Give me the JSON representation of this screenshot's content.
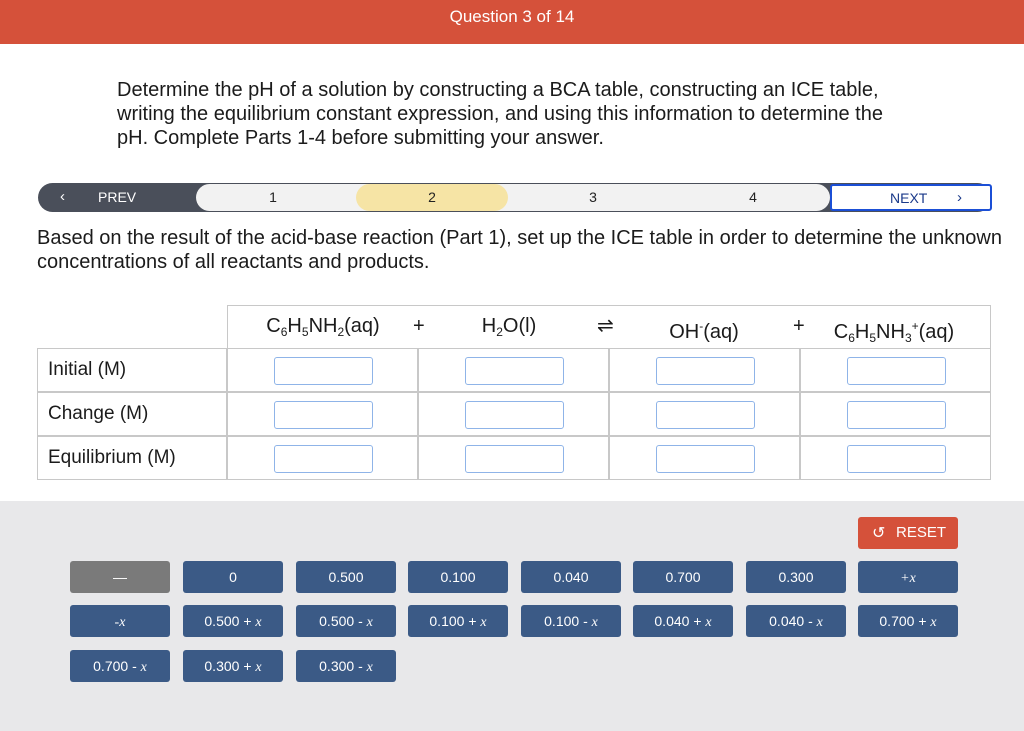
{
  "header": {
    "title": "Question 3 of 14"
  },
  "prompt": "Determine the pH of a solution by constructing a BCA table, constructing an ICE table, writing the equilibrium constant expression, and using this information to determine the pH. Complete Parts 1-4 before submitting your answer.",
  "nav": {
    "prev_label": "PREV",
    "next_label": "NEXT",
    "steps": [
      "1",
      "2",
      "3",
      "4"
    ],
    "active_step": "2"
  },
  "instruction": "Based on the result of the acid-base reaction (Part 1), set up the ICE table in order to determine the unknown concentrations of all reactants and products.",
  "ice": {
    "plus": "+",
    "equilibrium_arrow": "⇌",
    "rows": [
      "Initial (M)",
      "Change (M)",
      "Equilibrium (M)"
    ]
  },
  "tray": {
    "reset_label": "RESET",
    "tiles": {
      "blank": "—",
      "zero": "0",
      "t0500": "0.500",
      "t0100": "0.100",
      "t0040": "0.040",
      "t0700": "0.700",
      "t0300": "0.300",
      "plus_x": "+x",
      "minus_x": "-x",
      "t0500px": "0.500 + ",
      "t0500mx": "0.500 - ",
      "t0100px": "0.100 + ",
      "t0100mx": "0.100 - ",
      "t0040px": "0.040 + ",
      "t0040mx": "0.040 - ",
      "t0700px": "0.700 + ",
      "t0700mx": "0.700 - ",
      "t0300px": "0.300 + ",
      "t0300mx": "0.300 - ",
      "var": "x"
    }
  },
  "colors": {
    "header": "#d5513a",
    "tile": "#3b5a86",
    "tile_blank": "#7a7a7a",
    "active_step": "#f6e4a5",
    "next_border": "#1b4fd6"
  }
}
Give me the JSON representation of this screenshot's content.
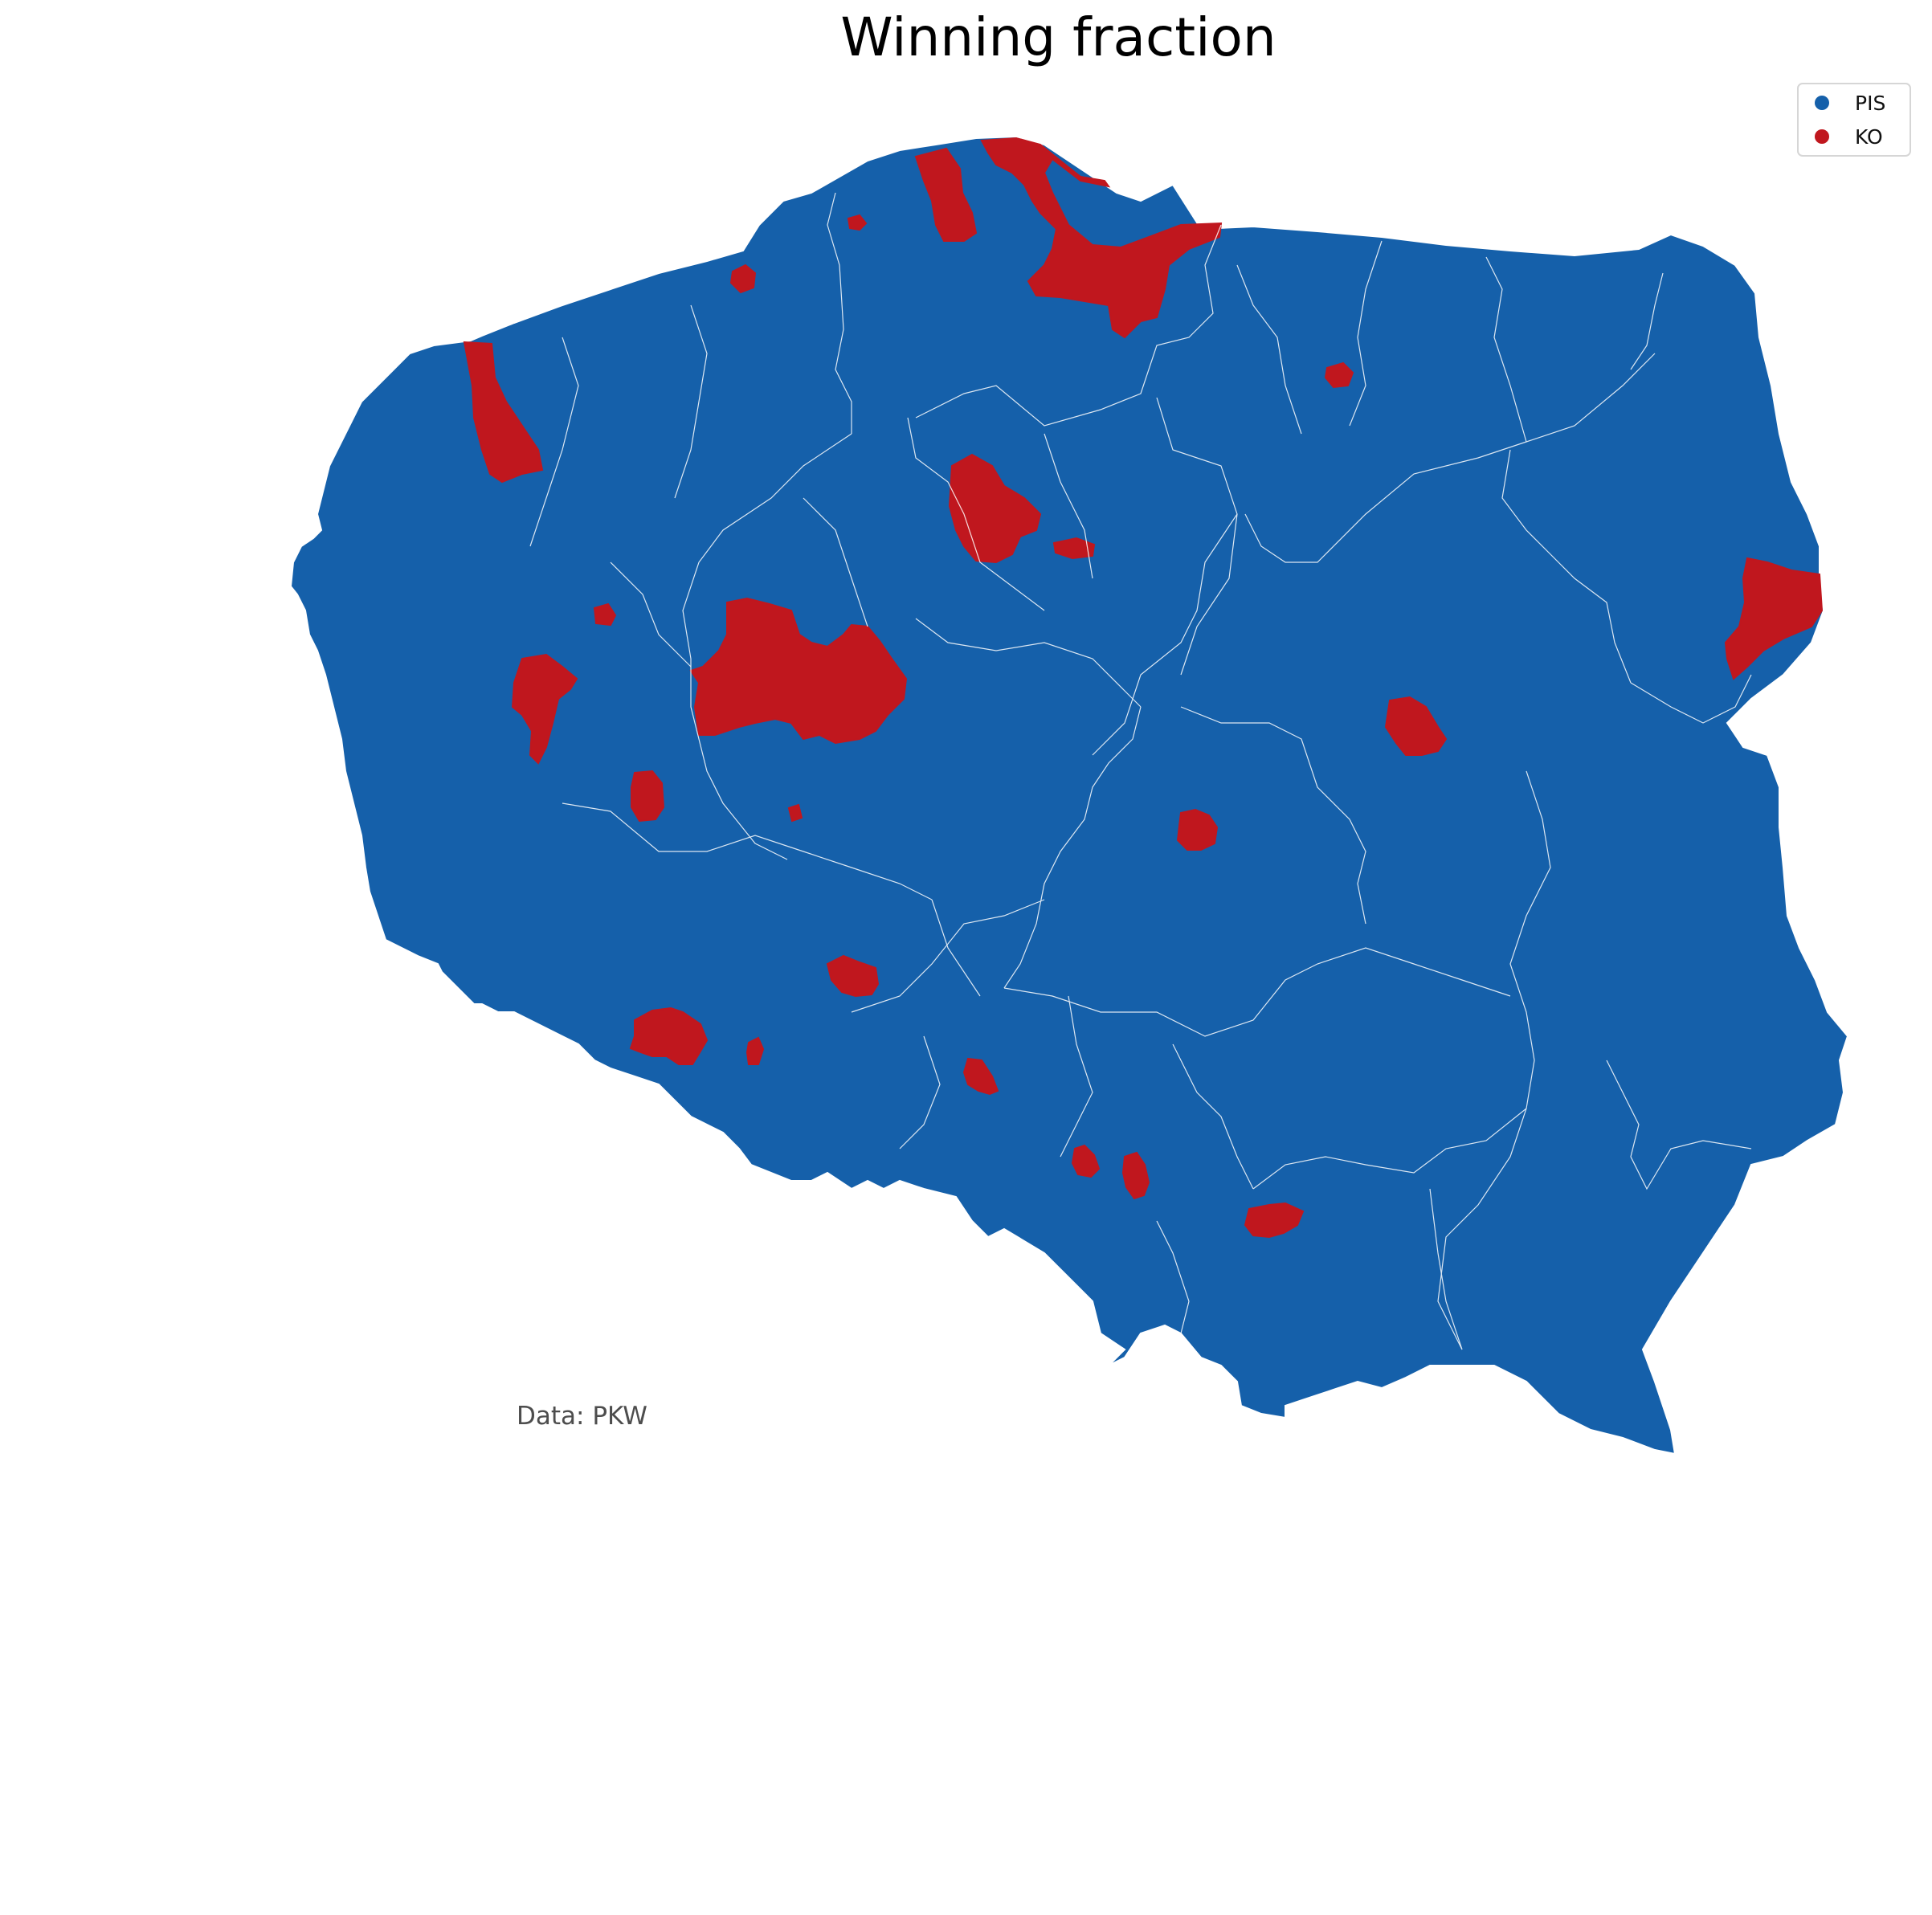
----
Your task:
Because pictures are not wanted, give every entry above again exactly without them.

Expected answer:
Give me the JSON representation of this screenshot's content.
{
  "header": {
    "title": "Question 3 of 14"
  },
  "prompt": "Determine the pH of a solution by constructing a BCA table, constructing an ICE table, writing the equilibrium constant expression, and using this information to determine the pH. Complete Parts 1-4 before submitting your answer.",
  "nav": {
    "prev_label": "PREV",
    "next_label": "NEXT",
    "steps": [
      "1",
      "2",
      "3",
      "4"
    ],
    "active_step": "2"
  },
  "instruction": "Based on the result of the acid-base reaction (Part 1), set up the ICE table in order to determine the unknown concentrations of all reactants and products.",
  "ice": {
    "plus": "+",
    "equilibrium_arrow": "⇌",
    "rows": [
      "Initial (M)",
      "Change (M)",
      "Equilibrium (M)"
    ]
  },
  "tray": {
    "reset_label": "RESET",
    "tiles": {
      "blank": "—",
      "zero": "0",
      "t0500": "0.500",
      "t0100": "0.100",
      "t0040": "0.040",
      "t0700": "0.700",
      "t0300": "0.300",
      "plus_x": "+x",
      "minus_x": "-x",
      "t0500px": "0.500 + ",
      "t0500mx": "0.500 - ",
      "t0100px": "0.100 + ",
      "t0100mx": "0.100 - ",
      "t0040px": "0.040 + ",
      "t0040mx": "0.040 - ",
      "t0700px": "0.700 + ",
      "t0700mx": "0.700 - ",
      "t0300px": "0.300 + ",
      "t0300mx": "0.300 - ",
      "var": "x"
    }
  },
  "colors": {
    "header": "#d5513a",
    "tile": "#3b5a86",
    "tile_blank": "#7a7a7a",
    "active_step": "#f6e4a5",
    "next_border": "#1b4fd6"
  }
}
Give me the JSON representation of this screenshot's content.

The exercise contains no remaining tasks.